This is why some have called the revelations the most damaging since former NSA contractor Edward Snowden exposed the global US spying campaign through bulk data collection and who then faced a witchhunt from Washington, only to find refuge in Russia. Federal officials have since apparently found the culprit of these leaks, a 21-year-old member of the Massachusetts Air National Guard’s intelligence wing identified by the New York Times as Jack Teixeira. 

The damage is probably already done. April 26th could see the first domino fall if President Yoon is pressed to walk back his support of Washington’s strategic posturing vis-a-vis Ukraine due to domestic backlash. But it would probably not be the last as friend and foe alike point to America’s lack of good faith in dealing with partners, resorting to espionage instead of negotiation. 

This is, of course, not the first time the US has been accused of spying on its allies. A 2015 investigation revealed that the US spied on key European allies through Danish channels, widely reported in May 2021. It was confirmed that, at least from 2012 to 2014, the US spied on senior officials in France, Norway, Sweden and Germany, including former Chancellor Angela Merkel, former Foreign Minister Frank-Walter Steinmeier and others.

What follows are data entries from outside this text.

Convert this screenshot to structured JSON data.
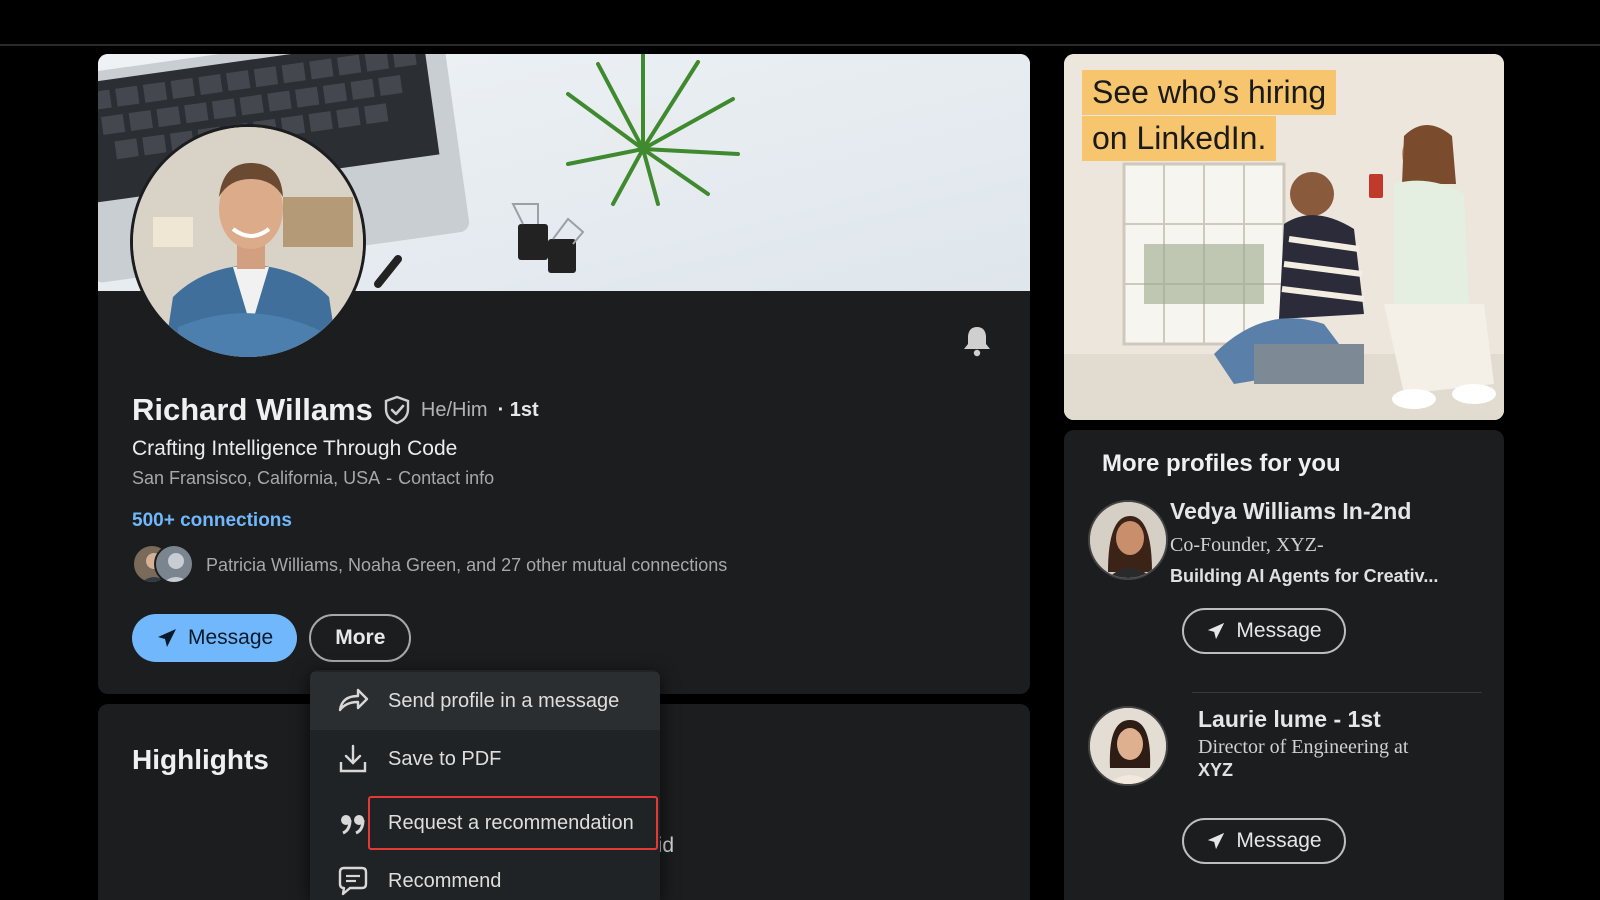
{
  "profile": {
    "name": "Richard Willams",
    "pronouns": "He/Him",
    "degree": "· 1st",
    "headline": "Crafting Intelligence Through Code",
    "location": "San Fransisco, California, USA",
    "location_sep": "-",
    "contact_info": "Contact info",
    "connections": "500+ connections",
    "mutual": "Patricia Williams, Noaha Green, and 27 other mutual connections",
    "message_label": "Message",
    "more_label": "More"
  },
  "highlights": {
    "title": "Highlights",
    "partial_text": "did"
  },
  "dropdown": {
    "items": [
      {
        "label": "Send profile in a message",
        "icon": "share-arrow-icon"
      },
      {
        "label": "Save to PDF",
        "icon": "download-icon"
      },
      {
        "label": "Request a recommendation",
        "icon": "quote-icon"
      },
      {
        "label": "Recommend",
        "icon": "chat-bubble-icon"
      }
    ]
  },
  "ad": {
    "line1": "See who’s hiring",
    "line2": "on LinkedIn."
  },
  "side": {
    "title": "More profiles for you",
    "people": [
      {
        "name": "Vedya Williams In-2nd",
        "role": "Co-Founder, XYZ-",
        "extra": "Building AI Agents for Creativ...",
        "button": "Message"
      },
      {
        "name": "Laurie lume - 1st",
        "role": "Director of Engineering at",
        "extra": "XYZ",
        "button": "Message"
      }
    ]
  },
  "colors": {
    "accent": "#71b7fb",
    "card": "#1b1d1f",
    "highlight_border": "#e53935",
    "ad_label": "#f6c56e"
  }
}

It’s not likely a coincidence that key US partners are now saying they want to avoid being mere lackeys to Washington’s global empire. For example, French President Emmanuel Macron told Politico, following his recent visit to China, that Europe must resist pressure to become “America’s followers.” Soon after, European Council chief Charles Michel said European leaders are warming up to the French president’s idea. 

For the US to maintain a global security framework and station troops in their allied countries is one thing. It may be seen by some as military occupation of the given country – however, there are arguably some benefits to this. By allowing countries like Japan, South Korea and others to outsource their security needs and associated costs to the US, they can focus more on their economic development. This was, in fact, a major reason why the demilitarization of Japan was acceptable for Tokyo. This is also why the pro-Trump sector of the US is against the current security arrangement with key allies.

That being said, illegal espionage at the highest levels is completely unacceptable and raises serious red flags about whether the current security arrangement of the US and its “allies” is fair or legitimate. These latest leaks could lead to a drastic change in the current status quo or else voters in these countries may well demand it. The upcoming meeting between Yoon and Biden could be the first in a long chain of painful strategic losses for Washington.

The statements, views and opinions expressed in this column are solely those of the author and do not necessarily represent those of RT.